Stored data entries:
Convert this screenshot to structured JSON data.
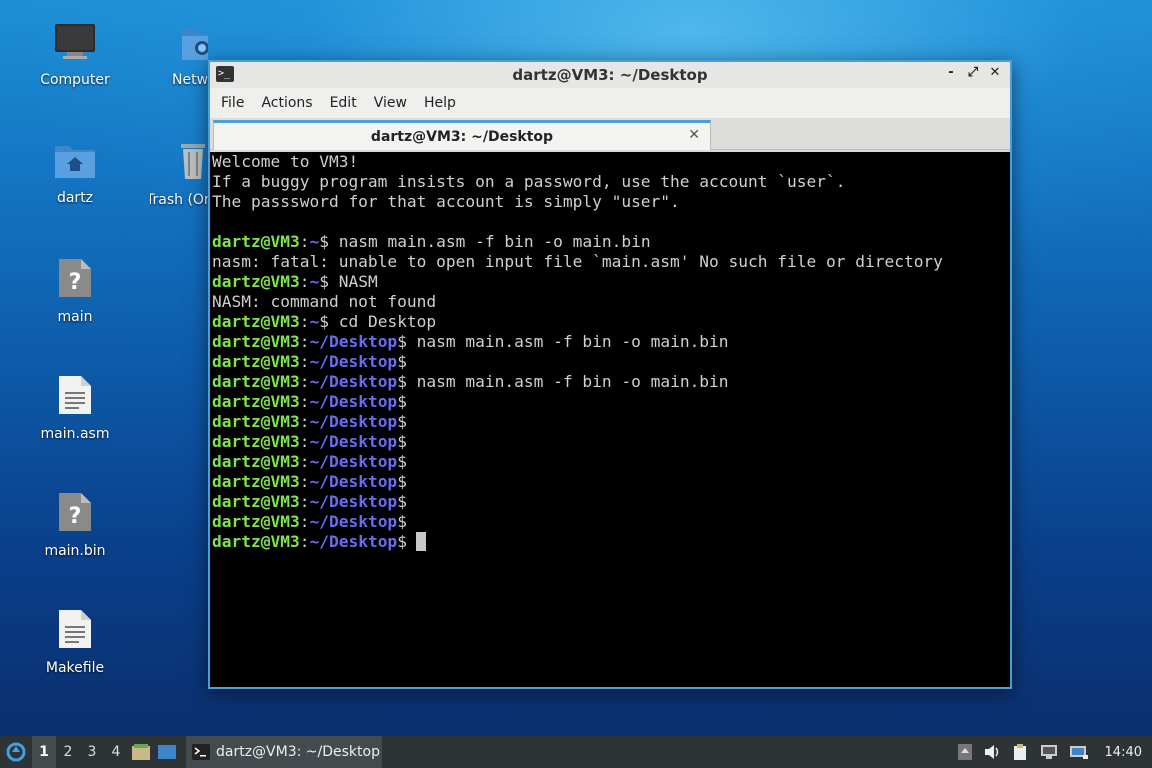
{
  "desktop": {
    "icons": [
      {
        "label": "Computer"
      },
      {
        "label": "Netw"
      },
      {
        "label": "dartz"
      },
      {
        "label": "Trash (Or"
      },
      {
        "label": "main"
      },
      {
        "label": "main.asm"
      },
      {
        "label": "main.bin"
      },
      {
        "label": "Makefile"
      }
    ]
  },
  "window": {
    "title": "dartz@VM3: ~/Desktop",
    "controls": {
      "minimize": "-",
      "maximize": "⤢",
      "close": "✕"
    },
    "menu": [
      "File",
      "Actions",
      "Edit",
      "View",
      "Help"
    ],
    "tab": {
      "title": "dartz@VM3: ~/Desktop",
      "close": "✕"
    }
  },
  "terminal": {
    "lines": [
      {
        "type": "out",
        "text": "Welcome to VM3!"
      },
      {
        "type": "out",
        "text": "If a buggy program insists on a password, use the account `user`."
      },
      {
        "type": "out",
        "text": "The passsword for that account is simply \"user\"."
      },
      {
        "type": "out",
        "text": ""
      },
      {
        "type": "prompt",
        "user": "dartz@VM3",
        "path": "~",
        "cmd": " nasm main.asm -f bin -o main.bin"
      },
      {
        "type": "out",
        "text": "nasm: fatal: unable to open input file `main.asm' No such file or directory"
      },
      {
        "type": "prompt",
        "user": "dartz@VM3",
        "path": "~",
        "cmd": " NASM"
      },
      {
        "type": "out",
        "text": "NASM: command not found"
      },
      {
        "type": "prompt",
        "user": "dartz@VM3",
        "path": "~",
        "cmd": " cd Desktop"
      },
      {
        "type": "prompt",
        "user": "dartz@VM3",
        "path": "~/Desktop",
        "cmd": " nasm main.asm -f bin -o main.bin"
      },
      {
        "type": "prompt",
        "user": "dartz@VM3",
        "path": "~/Desktop",
        "cmd": ""
      },
      {
        "type": "prompt",
        "user": "dartz@VM3",
        "path": "~/Desktop",
        "cmd": " nasm main.asm -f bin -o main.bin"
      },
      {
        "type": "prompt",
        "user": "dartz@VM3",
        "path": "~/Desktop",
        "cmd": ""
      },
      {
        "type": "prompt",
        "user": "dartz@VM3",
        "path": "~/Desktop",
        "cmd": ""
      },
      {
        "type": "prompt",
        "user": "dartz@VM3",
        "path": "~/Desktop",
        "cmd": ""
      },
      {
        "type": "prompt",
        "user": "dartz@VM3",
        "path": "~/Desktop",
        "cmd": ""
      },
      {
        "type": "prompt",
        "user": "dartz@VM3",
        "path": "~/Desktop",
        "cmd": ""
      },
      {
        "type": "prompt",
        "user": "dartz@VM3",
        "path": "~/Desktop",
        "cmd": ""
      },
      {
        "type": "prompt",
        "user": "dartz@VM3",
        "path": "~/Desktop",
        "cmd": ""
      },
      {
        "type": "prompt",
        "user": "dartz@VM3",
        "path": "~/Desktop",
        "cmd": "",
        "cursor": true
      }
    ]
  },
  "taskbar": {
    "workspaces": [
      "1",
      "2",
      "3",
      "4"
    ],
    "active_workspace": "1",
    "task_label": "dartz@VM3: ~/Desktop",
    "clock": "14:40"
  },
  "colors": {
    "prompt_user": "#7ee34d",
    "prompt_path": "#6a6cf2",
    "accent": "#4a9fd9"
  }
}
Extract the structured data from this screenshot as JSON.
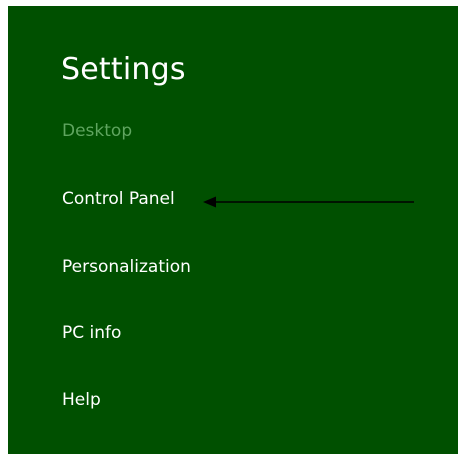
{
  "panel": {
    "title": "Settings",
    "subtitle": "Desktop",
    "background_color": "#005000",
    "subtitle_color": "#5fa55f"
  },
  "menu": {
    "items": [
      {
        "label": "Control Panel"
      },
      {
        "label": "Personalization"
      },
      {
        "label": "PC info"
      },
      {
        "label": "Help"
      }
    ]
  },
  "annotation": {
    "arrow_color": "#000000",
    "points_to": "Control Panel"
  }
}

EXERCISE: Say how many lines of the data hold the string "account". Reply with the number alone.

WRITTEN SOLUTION: 2